I tried my first indoor gym class in ten months: ROWBOTS review
What is ROWBOTS?
As above, Broadgate’s newest fitness studio. They’ve got a stellar line up of personal trainers on the roster for their cardio-slash-strength hybrid classes and loads of different formats of classes on offer, too. Head on a Monday or Wednesday for a cardio focused class, Tuesday or Thursday for a more strength-heavy session, and Friday for a surprise – or what the team like to call ‘freestyle’.
Need-to-knows: each session lasts for 45 minutes, and there are showers, towels and Grown Alchemist toiletries on site for you (think shampoo, conditioner, body wash, deodorant, and moisturiser). Bike docks are just around the corner, and there are lockers with padlocks provided for all your belongings.
I book in to the 7am ‘Action’ class, which promises to ‘instill a growth mindset, lift your mood, enhance your motivation and empower you to tackle the task at hand.’
It’s upper body focused and basically a mix of progressively spicy sprints on the rower and upper body strength moves, like bicep curls, push ups, and shoulder presses.
How much does it cost?
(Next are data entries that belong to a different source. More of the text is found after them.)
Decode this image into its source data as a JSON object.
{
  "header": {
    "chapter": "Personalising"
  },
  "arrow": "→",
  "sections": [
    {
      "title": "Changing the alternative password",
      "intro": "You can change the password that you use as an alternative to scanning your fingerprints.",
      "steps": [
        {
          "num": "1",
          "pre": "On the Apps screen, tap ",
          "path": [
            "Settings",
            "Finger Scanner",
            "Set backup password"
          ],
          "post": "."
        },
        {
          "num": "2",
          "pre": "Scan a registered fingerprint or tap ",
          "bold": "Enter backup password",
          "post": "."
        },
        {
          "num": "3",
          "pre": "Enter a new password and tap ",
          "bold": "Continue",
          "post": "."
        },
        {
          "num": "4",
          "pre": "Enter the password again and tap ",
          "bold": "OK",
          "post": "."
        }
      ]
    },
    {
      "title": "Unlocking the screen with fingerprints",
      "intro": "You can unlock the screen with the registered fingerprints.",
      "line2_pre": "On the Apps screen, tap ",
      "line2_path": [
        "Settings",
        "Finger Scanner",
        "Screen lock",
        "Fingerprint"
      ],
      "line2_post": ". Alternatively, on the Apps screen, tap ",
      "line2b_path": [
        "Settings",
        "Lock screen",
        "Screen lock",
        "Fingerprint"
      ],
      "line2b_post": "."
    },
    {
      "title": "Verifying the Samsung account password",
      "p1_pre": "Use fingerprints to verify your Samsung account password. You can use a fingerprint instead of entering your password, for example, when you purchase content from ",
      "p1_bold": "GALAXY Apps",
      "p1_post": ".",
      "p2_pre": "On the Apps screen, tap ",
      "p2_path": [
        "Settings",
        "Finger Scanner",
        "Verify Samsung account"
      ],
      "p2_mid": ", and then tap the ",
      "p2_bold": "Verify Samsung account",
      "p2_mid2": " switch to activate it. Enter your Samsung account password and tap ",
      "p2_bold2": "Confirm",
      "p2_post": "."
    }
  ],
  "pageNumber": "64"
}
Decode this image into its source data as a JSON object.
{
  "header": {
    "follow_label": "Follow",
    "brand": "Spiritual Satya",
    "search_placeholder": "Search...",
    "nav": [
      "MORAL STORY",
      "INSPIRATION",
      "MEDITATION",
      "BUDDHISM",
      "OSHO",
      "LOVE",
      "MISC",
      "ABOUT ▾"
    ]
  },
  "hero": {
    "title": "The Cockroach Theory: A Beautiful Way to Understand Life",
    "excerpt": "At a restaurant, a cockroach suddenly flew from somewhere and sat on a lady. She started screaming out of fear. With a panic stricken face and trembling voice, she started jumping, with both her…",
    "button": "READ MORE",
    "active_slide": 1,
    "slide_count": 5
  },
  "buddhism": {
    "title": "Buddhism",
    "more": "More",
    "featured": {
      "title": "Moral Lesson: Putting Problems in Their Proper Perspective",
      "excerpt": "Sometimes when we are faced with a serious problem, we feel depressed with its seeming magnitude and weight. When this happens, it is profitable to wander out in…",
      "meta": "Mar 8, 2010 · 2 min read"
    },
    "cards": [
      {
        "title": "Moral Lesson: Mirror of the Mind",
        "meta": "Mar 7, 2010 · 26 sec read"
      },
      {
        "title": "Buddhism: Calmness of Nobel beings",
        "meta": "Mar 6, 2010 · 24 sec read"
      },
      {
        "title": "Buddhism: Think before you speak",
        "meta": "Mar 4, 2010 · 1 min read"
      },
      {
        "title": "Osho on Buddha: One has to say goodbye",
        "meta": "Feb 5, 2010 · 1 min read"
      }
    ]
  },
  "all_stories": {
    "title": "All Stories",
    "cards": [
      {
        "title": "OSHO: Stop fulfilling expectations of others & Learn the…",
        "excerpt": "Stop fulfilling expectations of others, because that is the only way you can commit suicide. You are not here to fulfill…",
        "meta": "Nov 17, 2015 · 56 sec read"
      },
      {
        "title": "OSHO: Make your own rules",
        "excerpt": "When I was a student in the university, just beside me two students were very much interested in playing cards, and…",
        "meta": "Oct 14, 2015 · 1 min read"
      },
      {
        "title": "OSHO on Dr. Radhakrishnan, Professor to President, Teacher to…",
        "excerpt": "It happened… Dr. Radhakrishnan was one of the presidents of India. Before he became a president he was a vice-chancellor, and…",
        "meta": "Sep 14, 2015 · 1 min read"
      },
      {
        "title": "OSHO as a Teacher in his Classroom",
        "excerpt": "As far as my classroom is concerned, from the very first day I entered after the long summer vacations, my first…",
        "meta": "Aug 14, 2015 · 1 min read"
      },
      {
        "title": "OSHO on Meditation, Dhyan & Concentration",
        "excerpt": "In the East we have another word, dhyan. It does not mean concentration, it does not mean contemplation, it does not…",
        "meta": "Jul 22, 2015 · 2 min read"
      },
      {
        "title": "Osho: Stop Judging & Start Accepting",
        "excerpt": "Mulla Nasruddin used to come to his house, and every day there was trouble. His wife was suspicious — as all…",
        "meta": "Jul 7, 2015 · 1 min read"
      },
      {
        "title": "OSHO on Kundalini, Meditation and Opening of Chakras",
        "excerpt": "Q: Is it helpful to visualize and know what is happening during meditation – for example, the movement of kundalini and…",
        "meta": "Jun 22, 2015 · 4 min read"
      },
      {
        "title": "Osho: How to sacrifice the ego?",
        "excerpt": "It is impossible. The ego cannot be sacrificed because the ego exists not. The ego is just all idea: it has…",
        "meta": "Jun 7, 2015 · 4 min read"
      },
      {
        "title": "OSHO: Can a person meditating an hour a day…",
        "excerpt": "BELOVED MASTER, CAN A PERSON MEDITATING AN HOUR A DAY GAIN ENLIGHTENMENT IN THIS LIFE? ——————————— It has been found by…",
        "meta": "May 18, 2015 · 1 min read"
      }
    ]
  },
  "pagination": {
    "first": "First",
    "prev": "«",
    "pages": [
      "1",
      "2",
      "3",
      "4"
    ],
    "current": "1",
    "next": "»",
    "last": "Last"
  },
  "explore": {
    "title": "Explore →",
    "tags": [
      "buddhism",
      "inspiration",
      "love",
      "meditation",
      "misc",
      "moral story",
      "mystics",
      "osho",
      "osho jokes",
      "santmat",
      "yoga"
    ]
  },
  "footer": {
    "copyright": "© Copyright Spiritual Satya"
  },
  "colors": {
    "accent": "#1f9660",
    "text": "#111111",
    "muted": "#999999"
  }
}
If you make the most of their intro offer, you can buy a three class pack for £25 – that’s £8.33 a class – or opt for a membership for £78 a month.
What did I think of ROWBOTS?
You forget how friendly everyone is in the real world when you’ve been locked down for so long, don’t you.
Spoiler alert: no, my strength hasn’t gone out of the window, and no, the class wasn’t in the least bit scary. Everyone still maintains the social distancing shebang and keeps themselves to themselves. It was super fun, and I definitely left kind of giddy from the endorphin high.
There was sanitiser throughout the studio and naturally everyone who enters the studio is checked in, anyway.
Was ROWBOTS worth it?
In short: if you love treating yourself to workouts at some of London’s boutique gym classes, then yes. The studio is kitted out to the nines with fancy kit: the water powering the rowers lights up as you workout, and the studio sound system is so loud you almost forget that your glutes are on fire. (Almost).
The class promises to offer ‘mental conditioning’ as well as physical, and while I can’t say it offers a better mental health boost than other workout, the endorphins do make you feel great. Plus, after so long away, the trainers are really pumped to have clients back in class, so the atmosphere is high, too.
As with most gyms of this calibre, there’s a shake bar with nutritionally-tailored smoothies for after your workouts, should you wish, and a whole load of products to lather yourself in while you’re in the changing rooms, as well.
It’s a slightly more advanced class – beginners, beware – and it’s not cheap, but the price is pretty standard for this level of workout in London. It’s essentially a Barry’s, but sans the treadmill pounding, so if you’re someone who prefers low impact workouts (or just wants to look after the old joints a little bit), this one’s for you.
Was my gym anxiety unfounded? A little – I loved the buzz of the studio and working out with other like-minded people again. Will I skip home workouts for studio sessions altogether? No, but I’m looking forward to having the option of doing both.
If you are feeling apprehensive about heading back to group exercise classes right now, know you’re not alone. Stats are showing time and time again that many are just preferring living room sweat sessions now – so do let our guide to how to workout at home from PT Krissy Cela help, if that’s you. It’s packed full of useful tips and tricks, and rest assured – it’s better to do the right workout for you than force yourself to go back to a studio you’re not comfortable with.
That being said, the perks of working out with a room full of like-minded people aren’t to be overlooked. It’s a really special feeling.
As head trainer Tess Jones tells us in class, make sure your arms are held before your knees as you pull away from the rowing machine, and push with power through your toes, too. Got it?